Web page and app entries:
****
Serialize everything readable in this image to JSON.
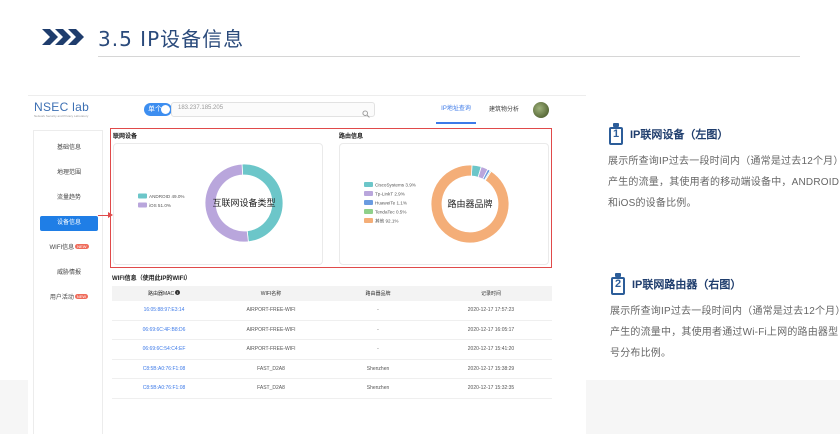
{
  "slide": {
    "title": "3.5 IP设备信息"
  },
  "app": {
    "logo": "NSEC lab",
    "logo_sub": "Network Security and Privacy Laboratory",
    "toggle_label": "单个",
    "search_value": "183.237.185.205",
    "nav": {
      "ip": "IP地址查询",
      "building": "建筑物分析"
    },
    "sidebar": [
      {
        "label": "基础信息",
        "badge": ""
      },
      {
        "label": "地理范围",
        "badge": ""
      },
      {
        "label": "流量趋势",
        "badge": ""
      },
      {
        "label": "设备信息",
        "badge": ""
      },
      {
        "label": "WIFI信息",
        "badge": "NEW"
      },
      {
        "label": "威胁情报",
        "badge": ""
      },
      {
        "label": "用户活动",
        "badge": "NEW"
      }
    ],
    "panels": {
      "left_title": "联网设备",
      "right_title": "路由信息",
      "left_center": "互联网设备类型",
      "right_center": "路由器品牌"
    },
    "wifi": {
      "title": "WIFI信息（使用此IP的WIFI）",
      "columns": [
        "路由器MAC",
        "WIFI名称",
        "路由器品牌",
        "记录时间"
      ],
      "rows": [
        [
          "16:05:88:97:E3:14",
          "AIRPORT-FREE-WIFI",
          "-",
          "2020-12-17 17:57:23"
        ],
        [
          "06:69:6C:4F:B8:D6",
          "AIRPORT-FREE-WIFI",
          "-",
          "2020-12-17 16:05:17"
        ],
        [
          "06:69:6C:54:C4:EF",
          "AIRPORT-FREE-WIFI",
          "-",
          "2020-12-17 15:41:20"
        ],
        [
          "C8:5B:A0:76:F1:08",
          "FAST_D2A8",
          "Shenzhen",
          "2020-12-17 15:38:29"
        ],
        [
          "C8:5B:A0:76:F1:08",
          "FAST_D2A8",
          "Shenzhen",
          "2020-12-17 15:32:35"
        ]
      ]
    }
  },
  "chart_data": [
    {
      "type": "pie",
      "title": "互联网设备类型",
      "categories": [
        "ANDROID 49.0%",
        "iOS 51.0%"
      ],
      "values": [
        49.0,
        51.0
      ],
      "colors": [
        "#6cc6c9",
        "#b9a6dc"
      ],
      "legend": "left"
    },
    {
      "type": "pie",
      "title": "路由器品牌",
      "categories": [
        "CiscoSystems 3.9%",
        "Tp-LinkT 2.9%",
        "HuaweiTe 1.1%",
        "TendaTec 0.5%",
        "其他 92.1%"
      ],
      "values": [
        3.9,
        2.9,
        1.1,
        0.5,
        92.1
      ],
      "colors": [
        "#6cc6c9",
        "#b9a6dc",
        "#6a9be0",
        "#8fd08a",
        "#f4ae78"
      ],
      "legend": "left"
    }
  ],
  "descriptions": [
    {
      "num": "1",
      "title": "IP联网设备（左图）",
      "text": "展示所查询IP过去一段时间内（通常是过去12个月）产生的流量，其使用者的移动端设备中，ANDROID和iOS的设备比例。"
    },
    {
      "num": "2",
      "title": "IP联网路由器（右图）",
      "text": "展示所查询IP过去一段时间内（通常是过去12个月）产生的流量中，其使用者通过Wi-Fi上网的路由器型号分布比例。"
    }
  ]
}
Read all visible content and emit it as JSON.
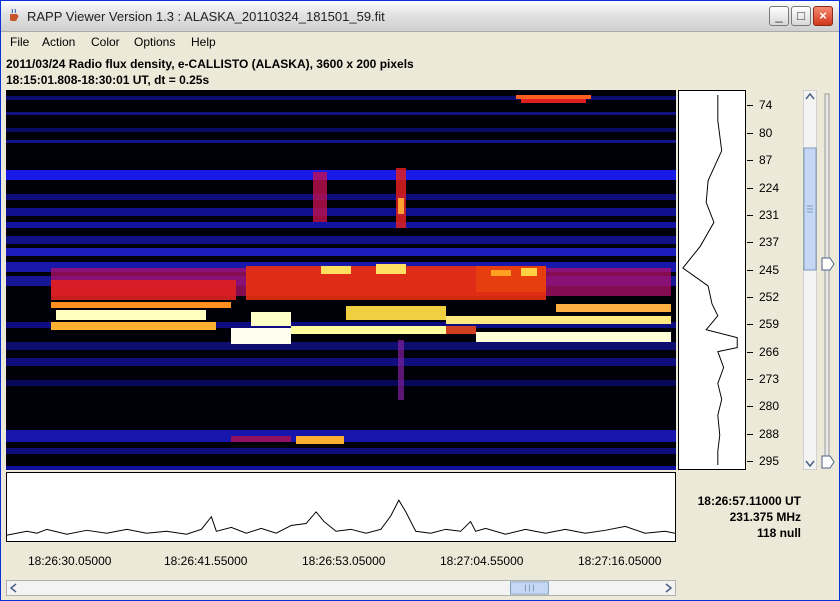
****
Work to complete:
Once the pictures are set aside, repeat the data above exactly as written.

Output of the task:
Serialize everything readable in this image to JSON.
{
  "slide": {
    "title": "3.5 IP设备信息"
  },
  "app": {
    "logo": "NSEC lab",
    "logo_sub": "Network Security and Privacy Laboratory",
    "toggle_label": "单个",
    "search_value": "183.237.185.205",
    "nav": {
      "ip": "IP地址查询",
      "building": "建筑物分析"
    },
    "sidebar": [
      {
        "label": "基础信息",
        "badge": ""
      },
      {
        "label": "地理范围",
        "badge": ""
      },
      {
        "label": "流量趋势",
        "badge": ""
      },
      {
        "label": "设备信息",
        "badge": ""
      },
      {
        "label": "WIFI信息",
        "badge": "NEW"
      },
      {
        "label": "威胁情报",
        "badge": ""
      },
      {
        "label": "用户活动",
        "badge": "NEW"
      }
    ],
    "panels": {
      "left_title": "联网设备",
      "right_title": "路由信息",
      "left_center": "互联网设备类型",
      "right_center": "路由器品牌"
    },
    "wifi": {
      "title": "WIFI信息（使用此IP的WIFI）",
      "columns": [
        "路由器MAC",
        "WIFI名称",
        "路由器品牌",
        "记录时间"
      ],
      "rows": [
        [
          "16:05:88:97:E3:14",
          "AIRPORT-FREE-WIFI",
          "-",
          "2020-12-17 17:57:23"
        ],
        [
          "06:69:6C:4F:B8:D6",
          "AIRPORT-FREE-WIFI",
          "-",
          "2020-12-17 16:05:17"
        ],
        [
          "06:69:6C:54:C4:EF",
          "AIRPORT-FREE-WIFI",
          "-",
          "2020-12-17 15:41:20"
        ],
        [
          "C8:5B:A0:76:F1:08",
          "FAST_D2A8",
          "Shenzhen",
          "2020-12-17 15:38:29"
        ],
        [
          "C8:5B:A0:76:F1:08",
          "FAST_D2A8",
          "Shenzhen",
          "2020-12-17 15:32:35"
        ]
      ]
    }
  },
  "chart_data": [
    {
      "type": "pie",
      "title": "互联网设备类型",
      "categories": [
        "ANDROID 49.0%",
        "iOS 51.0%"
      ],
      "values": [
        49.0,
        51.0
      ],
      "colors": [
        "#6cc6c9",
        "#b9a6dc"
      ],
      "legend": "left"
    },
    {
      "type": "pie",
      "title": "路由器品牌",
      "categories": [
        "CiscoSystems 3.9%",
        "Tp-LinkT 2.9%",
        "HuaweiTe 1.1%",
        "TendaTec 0.5%",
        "其他 92.1%"
      ],
      "values": [
        3.9,
        2.9,
        1.1,
        0.5,
        92.1
      ],
      "colors": [
        "#6cc6c9",
        "#b9a6dc",
        "#6a9be0",
        "#8fd08a",
        "#f4ae78"
      ],
      "legend": "left"
    }
  ],
  "descriptions": [
    {
      "num": "1",
      "title": "IP联网设备（左图）",
      "text": "展示所查询IP过去一段时间内（通常是过去12个月）产生的流量，其使用者的移动端设备中，ANDROID和iOS的设备比例。"
    },
    {
      "num": "2",
      "title": "IP联网路由器（右图）",
      "text": "展示所查询IP过去一段时间内（通常是过去12个月）产生的流量中，其使用者通过Wi-Fi上网的路由器型号分布比例。"
    }
  ]
}
Read all visible content and emit it as JSON.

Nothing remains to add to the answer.